- Cingolani P, Platts A, Wang LL, Coon M, Nguyen T, Wang L, et al. A program for annotating and predicting the effects of single nucleotide polymorphisms, SnpEff: SNPs in the genome of Drosophila melanogaster strain w1118; iso-2; iso-3. Fly (Austin) 2012;6(2):80-92 [FREE Full text] [CrossRef] [Medline]
- Shean RC, Makhsous N, Stoddard GD, Lin MJ, Greninger AL. VAPiD: a lightweight cross-platform viral annotation pipeline and identification tool to facilitate virus genome submissions to NCBI GenBank. BMC Bioinformatics 2019 Jan 23;20(1):48 [FREE Full text] [CrossRef] [Medline]
- Mönnich A, Ronacher A, Lord D, Unterwaditzer M. Flask. URL: https://flask.palletsprojects.com/en/1.1.x/ [accessed 2020-09-23]
- Mönnich A, Ronacher A, Lord D, Unterwaditzer M. Jinja. URL: https://palletsprojects.com/p/jinja/ [accessed 2020-09-23]
- Mönnich A, Ronacher A, Lord D, Unterwaditzer M. Werkzeug. URL: https://werkzeug.palletsprojects.com/en/1.0.x/ [accessed 2020-09-23]
- Echarts. URL: https://echarts.apache.org/en/index.html [accessed 2020-09-23]
- CoV-Seq GitHub. URL: https://github.com/boxiangliu/covseq [accessed 2020-09-24]
- CoV-Seq aggregated data. URL: http://covseq.baidu.com/browse [accessed 2020-09-24]
- Wang S, Sundaram JP, Spiro D. VIGOR, an annotation program for small viral genomes.
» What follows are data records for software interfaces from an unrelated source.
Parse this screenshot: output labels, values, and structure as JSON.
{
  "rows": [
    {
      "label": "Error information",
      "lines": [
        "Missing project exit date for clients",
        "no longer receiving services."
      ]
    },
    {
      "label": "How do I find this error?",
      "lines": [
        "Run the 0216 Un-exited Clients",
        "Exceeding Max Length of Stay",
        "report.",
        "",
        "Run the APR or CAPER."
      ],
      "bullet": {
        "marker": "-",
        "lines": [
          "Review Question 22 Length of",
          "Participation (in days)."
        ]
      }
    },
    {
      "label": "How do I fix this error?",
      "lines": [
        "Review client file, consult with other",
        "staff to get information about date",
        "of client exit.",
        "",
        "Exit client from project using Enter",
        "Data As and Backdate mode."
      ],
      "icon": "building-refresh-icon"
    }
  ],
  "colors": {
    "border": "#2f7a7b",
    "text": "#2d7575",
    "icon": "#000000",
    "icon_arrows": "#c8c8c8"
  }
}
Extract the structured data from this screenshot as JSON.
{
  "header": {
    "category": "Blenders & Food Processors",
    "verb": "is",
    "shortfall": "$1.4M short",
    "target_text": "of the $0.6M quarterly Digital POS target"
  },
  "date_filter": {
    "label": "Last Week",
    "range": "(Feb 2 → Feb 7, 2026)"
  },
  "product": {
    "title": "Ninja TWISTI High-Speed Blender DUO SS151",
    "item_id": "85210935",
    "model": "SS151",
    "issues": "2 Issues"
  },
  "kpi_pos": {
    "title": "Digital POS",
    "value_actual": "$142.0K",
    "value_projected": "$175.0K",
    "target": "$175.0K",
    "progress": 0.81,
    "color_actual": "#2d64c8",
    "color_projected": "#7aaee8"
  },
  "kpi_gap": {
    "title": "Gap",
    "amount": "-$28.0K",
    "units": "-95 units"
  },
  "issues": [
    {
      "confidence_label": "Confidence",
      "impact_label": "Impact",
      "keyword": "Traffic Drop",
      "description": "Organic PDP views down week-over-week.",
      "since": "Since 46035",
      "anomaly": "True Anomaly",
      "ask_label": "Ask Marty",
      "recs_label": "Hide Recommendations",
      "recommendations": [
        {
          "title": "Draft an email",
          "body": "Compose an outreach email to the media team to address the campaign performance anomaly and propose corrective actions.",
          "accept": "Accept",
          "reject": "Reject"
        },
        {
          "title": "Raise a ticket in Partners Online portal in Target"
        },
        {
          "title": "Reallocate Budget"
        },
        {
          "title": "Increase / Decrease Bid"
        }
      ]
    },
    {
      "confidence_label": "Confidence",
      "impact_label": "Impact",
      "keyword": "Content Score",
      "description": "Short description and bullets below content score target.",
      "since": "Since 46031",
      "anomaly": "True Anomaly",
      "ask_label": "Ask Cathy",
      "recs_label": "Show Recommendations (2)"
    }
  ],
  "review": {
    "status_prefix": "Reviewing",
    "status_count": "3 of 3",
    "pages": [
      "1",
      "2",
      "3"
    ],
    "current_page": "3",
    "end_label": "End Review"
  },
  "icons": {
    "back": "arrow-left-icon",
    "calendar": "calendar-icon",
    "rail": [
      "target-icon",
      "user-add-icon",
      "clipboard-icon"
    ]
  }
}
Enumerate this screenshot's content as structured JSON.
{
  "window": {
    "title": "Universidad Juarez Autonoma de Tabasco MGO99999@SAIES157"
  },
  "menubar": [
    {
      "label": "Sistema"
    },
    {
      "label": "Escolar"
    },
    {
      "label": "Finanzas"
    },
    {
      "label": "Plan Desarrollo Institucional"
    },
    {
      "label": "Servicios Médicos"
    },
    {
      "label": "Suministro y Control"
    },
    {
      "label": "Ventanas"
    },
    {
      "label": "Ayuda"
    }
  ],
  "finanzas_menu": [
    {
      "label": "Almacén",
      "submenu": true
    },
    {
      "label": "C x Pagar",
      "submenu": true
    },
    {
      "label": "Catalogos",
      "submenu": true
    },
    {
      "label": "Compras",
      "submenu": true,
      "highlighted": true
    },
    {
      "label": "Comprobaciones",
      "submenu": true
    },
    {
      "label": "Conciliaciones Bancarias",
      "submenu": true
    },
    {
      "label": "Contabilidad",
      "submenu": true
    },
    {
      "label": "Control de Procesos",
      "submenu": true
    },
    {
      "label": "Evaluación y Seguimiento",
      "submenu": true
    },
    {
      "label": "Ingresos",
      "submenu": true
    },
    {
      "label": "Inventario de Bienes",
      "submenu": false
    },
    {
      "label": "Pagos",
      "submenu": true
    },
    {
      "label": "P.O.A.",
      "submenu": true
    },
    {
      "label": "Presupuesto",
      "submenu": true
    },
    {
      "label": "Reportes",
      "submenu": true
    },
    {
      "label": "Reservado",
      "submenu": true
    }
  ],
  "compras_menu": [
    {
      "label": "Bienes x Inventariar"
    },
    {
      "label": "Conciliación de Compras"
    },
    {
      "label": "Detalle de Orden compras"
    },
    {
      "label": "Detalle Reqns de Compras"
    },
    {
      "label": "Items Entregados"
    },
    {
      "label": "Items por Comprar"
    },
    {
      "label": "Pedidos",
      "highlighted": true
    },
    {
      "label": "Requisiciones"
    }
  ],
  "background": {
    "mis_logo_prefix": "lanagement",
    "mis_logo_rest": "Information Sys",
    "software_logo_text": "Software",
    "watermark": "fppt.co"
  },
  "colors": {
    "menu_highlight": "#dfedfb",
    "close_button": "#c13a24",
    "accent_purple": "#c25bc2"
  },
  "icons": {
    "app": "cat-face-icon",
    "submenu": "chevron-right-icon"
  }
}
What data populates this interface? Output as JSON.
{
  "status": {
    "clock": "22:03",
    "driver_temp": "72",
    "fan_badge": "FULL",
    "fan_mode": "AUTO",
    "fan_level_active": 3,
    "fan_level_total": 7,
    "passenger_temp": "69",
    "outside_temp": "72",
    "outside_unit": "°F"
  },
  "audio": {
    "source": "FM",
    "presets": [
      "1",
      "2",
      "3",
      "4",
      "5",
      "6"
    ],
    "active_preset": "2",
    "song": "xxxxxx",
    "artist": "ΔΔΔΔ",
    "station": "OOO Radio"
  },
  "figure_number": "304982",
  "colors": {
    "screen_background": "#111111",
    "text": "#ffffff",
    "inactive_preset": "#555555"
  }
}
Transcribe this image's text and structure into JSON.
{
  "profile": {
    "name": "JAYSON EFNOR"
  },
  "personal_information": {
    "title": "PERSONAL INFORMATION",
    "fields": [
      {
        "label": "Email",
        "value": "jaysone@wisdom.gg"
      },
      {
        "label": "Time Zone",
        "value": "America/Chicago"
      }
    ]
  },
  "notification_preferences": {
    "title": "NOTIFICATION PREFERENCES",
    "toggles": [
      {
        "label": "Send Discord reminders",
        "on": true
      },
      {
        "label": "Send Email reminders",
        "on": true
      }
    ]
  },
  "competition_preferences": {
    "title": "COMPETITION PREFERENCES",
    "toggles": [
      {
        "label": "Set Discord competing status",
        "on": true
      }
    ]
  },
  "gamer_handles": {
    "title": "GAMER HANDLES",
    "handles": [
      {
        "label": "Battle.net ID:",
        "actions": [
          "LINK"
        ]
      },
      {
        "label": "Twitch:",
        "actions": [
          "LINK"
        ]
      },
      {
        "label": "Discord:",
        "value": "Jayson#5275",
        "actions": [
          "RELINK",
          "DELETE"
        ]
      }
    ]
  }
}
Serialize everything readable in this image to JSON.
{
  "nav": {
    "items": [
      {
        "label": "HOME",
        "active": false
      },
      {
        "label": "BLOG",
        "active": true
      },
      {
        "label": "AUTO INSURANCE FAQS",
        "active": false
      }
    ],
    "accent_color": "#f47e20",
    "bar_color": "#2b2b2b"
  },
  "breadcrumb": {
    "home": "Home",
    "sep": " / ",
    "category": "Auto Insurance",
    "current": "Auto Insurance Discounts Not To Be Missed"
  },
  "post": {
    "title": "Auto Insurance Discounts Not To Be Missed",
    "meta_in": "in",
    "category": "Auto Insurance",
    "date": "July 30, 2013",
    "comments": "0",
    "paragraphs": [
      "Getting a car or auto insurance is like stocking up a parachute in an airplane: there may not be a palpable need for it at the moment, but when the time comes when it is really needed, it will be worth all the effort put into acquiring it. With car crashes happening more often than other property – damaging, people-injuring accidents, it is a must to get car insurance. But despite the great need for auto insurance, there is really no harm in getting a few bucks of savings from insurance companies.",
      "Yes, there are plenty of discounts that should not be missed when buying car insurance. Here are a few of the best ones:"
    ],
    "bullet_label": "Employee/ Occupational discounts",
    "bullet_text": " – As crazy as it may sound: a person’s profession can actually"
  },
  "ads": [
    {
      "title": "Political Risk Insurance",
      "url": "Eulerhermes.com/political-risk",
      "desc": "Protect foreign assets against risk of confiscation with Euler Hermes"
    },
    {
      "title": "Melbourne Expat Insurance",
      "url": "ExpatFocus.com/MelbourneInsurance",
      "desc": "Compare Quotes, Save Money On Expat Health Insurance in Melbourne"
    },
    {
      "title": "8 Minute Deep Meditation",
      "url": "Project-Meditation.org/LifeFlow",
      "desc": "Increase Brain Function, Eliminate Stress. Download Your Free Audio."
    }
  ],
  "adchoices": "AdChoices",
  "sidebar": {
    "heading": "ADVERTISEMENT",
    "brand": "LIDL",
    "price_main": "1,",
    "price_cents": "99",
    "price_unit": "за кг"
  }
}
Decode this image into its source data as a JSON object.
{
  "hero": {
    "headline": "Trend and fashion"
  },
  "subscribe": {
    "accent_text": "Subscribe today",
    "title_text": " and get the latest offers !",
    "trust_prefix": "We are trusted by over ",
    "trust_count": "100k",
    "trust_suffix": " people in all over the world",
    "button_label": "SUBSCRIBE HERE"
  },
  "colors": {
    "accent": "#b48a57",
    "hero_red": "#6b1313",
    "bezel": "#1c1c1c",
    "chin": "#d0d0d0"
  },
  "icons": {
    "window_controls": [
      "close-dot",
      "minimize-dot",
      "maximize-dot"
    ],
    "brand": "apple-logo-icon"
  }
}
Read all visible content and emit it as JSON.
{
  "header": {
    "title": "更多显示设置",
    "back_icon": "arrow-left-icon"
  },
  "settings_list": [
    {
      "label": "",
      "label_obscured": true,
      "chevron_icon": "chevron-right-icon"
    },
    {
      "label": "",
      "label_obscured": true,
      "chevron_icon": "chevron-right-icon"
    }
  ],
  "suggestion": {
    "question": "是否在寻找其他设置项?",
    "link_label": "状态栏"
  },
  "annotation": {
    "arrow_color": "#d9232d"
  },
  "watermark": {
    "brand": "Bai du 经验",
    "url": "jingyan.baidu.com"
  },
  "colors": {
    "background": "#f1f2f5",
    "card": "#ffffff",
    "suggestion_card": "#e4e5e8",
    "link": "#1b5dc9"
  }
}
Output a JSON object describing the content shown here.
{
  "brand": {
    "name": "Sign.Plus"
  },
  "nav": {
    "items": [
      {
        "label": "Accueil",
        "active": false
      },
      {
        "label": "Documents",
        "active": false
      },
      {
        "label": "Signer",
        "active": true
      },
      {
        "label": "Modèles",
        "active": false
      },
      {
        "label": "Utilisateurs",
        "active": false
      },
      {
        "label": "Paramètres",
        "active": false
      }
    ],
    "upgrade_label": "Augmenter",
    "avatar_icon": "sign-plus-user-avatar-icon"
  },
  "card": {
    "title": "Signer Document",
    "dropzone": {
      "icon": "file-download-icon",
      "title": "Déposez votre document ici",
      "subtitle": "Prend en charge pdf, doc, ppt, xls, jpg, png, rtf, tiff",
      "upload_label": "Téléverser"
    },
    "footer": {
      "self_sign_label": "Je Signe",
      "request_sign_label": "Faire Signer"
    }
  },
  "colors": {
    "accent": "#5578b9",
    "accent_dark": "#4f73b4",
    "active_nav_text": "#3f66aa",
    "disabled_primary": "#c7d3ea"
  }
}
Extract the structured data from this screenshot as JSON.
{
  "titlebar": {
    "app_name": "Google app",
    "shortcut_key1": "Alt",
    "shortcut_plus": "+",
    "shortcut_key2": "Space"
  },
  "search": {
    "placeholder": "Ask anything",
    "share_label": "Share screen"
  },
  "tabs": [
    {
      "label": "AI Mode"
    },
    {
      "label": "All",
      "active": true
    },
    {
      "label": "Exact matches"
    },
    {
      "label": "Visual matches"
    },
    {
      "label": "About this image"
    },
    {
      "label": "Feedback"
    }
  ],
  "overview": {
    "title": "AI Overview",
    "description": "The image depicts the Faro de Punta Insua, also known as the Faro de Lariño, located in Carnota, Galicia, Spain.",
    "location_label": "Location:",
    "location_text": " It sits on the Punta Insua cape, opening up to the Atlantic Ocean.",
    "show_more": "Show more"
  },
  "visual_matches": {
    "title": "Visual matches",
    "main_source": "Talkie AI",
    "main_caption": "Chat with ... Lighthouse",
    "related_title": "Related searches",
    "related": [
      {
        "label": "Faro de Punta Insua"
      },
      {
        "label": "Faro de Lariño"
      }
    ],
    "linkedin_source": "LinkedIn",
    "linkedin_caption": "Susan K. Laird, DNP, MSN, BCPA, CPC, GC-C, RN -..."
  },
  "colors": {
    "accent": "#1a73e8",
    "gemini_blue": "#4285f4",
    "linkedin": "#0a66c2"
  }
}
BMC Bioinformatics 2010 Sep 07;11:451 [FREE Full text] [CrossRef] [Medline]
|CLI: command-line interface|
|GISAID: Global Initiative on Sharing Avian Influenza Data|
|NCBI: National Center for Biotechnology Information|
|ENA: European Nucleotide Archive|
|CNGB: China National GeneBank|
|ORF: open reading frame|
|VCF: variant call format|
Edited by G Eysenbach; submitted 08.07.20; peer-reviewed by V Duvvuri, M Pradhan; comments to author 17.08.20; revised version received 19.08.20; accepted 03.09.20; published 02.10.20Copyright
©Boxiang Liu, Kaibo Liu, He Zhang, Liang Zhang, Yuchen Bian, Liang Huang. Originally published in the Journal of Medical Internet Research (http://www.jmir.org), 02.10.2020.
This is an open-access article distributed under the terms of the Creative Commons Attribution License (https://creativecommons.org/licenses/by/4.0/), which permits unrestricted use, distribution, and reproduction in any medium, provided the original work, first published in the Journal of Medical Internet Research, is properly cited. The complete bibliographic information, a link to the original publication on http://www.jmir.org/, as well as this copyright and license information must be included.